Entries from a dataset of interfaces
· · · · ·
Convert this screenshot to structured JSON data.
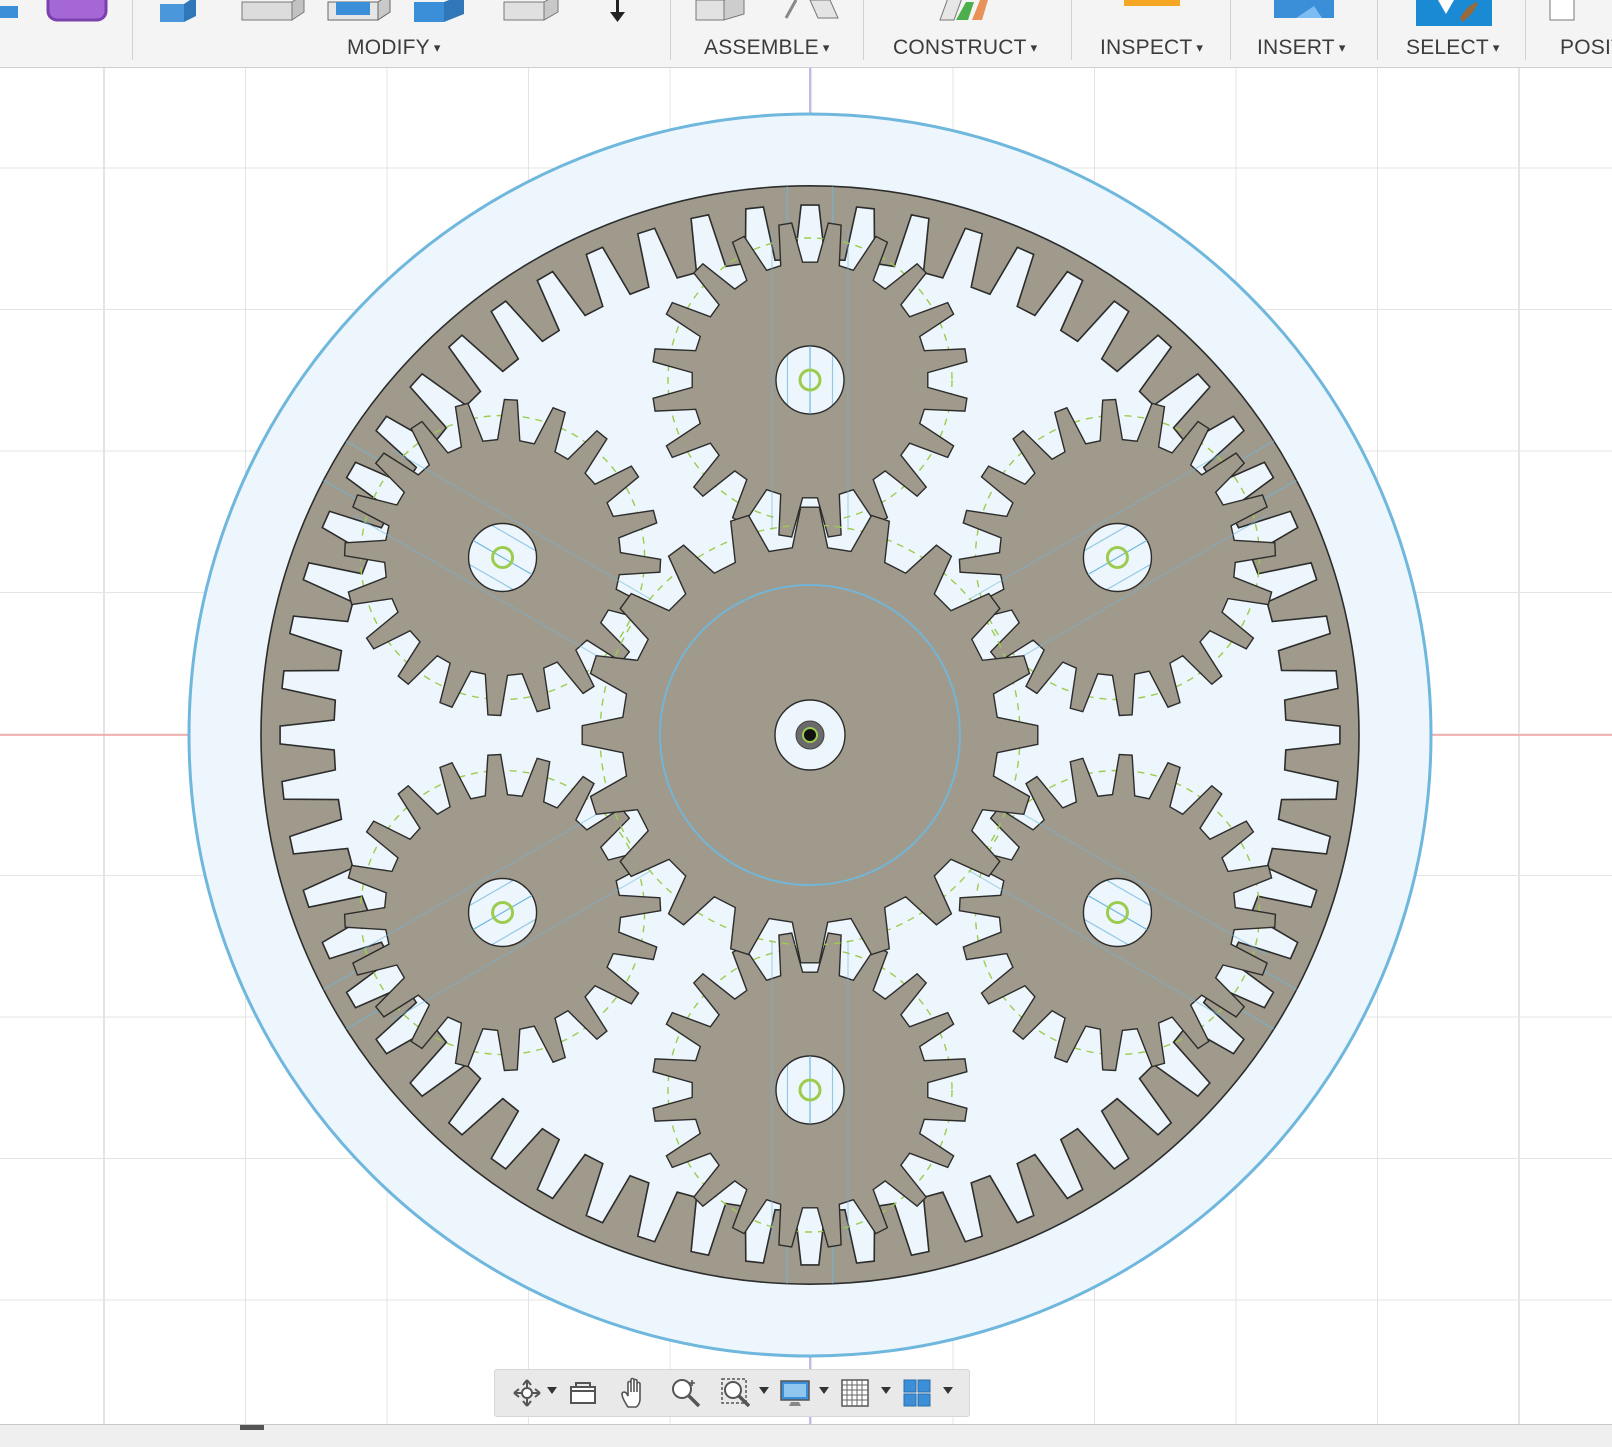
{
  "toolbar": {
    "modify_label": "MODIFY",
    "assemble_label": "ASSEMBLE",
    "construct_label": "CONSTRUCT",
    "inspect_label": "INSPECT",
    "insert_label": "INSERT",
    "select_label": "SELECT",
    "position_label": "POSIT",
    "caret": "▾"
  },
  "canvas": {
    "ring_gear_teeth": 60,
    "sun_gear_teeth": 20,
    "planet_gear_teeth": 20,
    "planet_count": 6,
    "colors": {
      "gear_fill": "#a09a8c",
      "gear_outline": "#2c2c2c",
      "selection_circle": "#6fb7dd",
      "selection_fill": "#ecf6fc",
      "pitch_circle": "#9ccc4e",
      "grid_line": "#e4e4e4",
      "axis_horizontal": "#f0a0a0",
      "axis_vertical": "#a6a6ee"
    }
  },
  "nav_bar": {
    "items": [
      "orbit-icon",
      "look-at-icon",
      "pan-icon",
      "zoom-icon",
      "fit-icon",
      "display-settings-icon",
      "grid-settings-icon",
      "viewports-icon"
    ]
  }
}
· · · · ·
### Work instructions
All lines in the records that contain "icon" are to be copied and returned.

### Response
      "orbit-icon",
      "look-at-icon",
      "pan-icon",
      "zoom-icon",
      "fit-icon",
      "display-settings-icon",
      "grid-settings-icon",
      "viewports-icon"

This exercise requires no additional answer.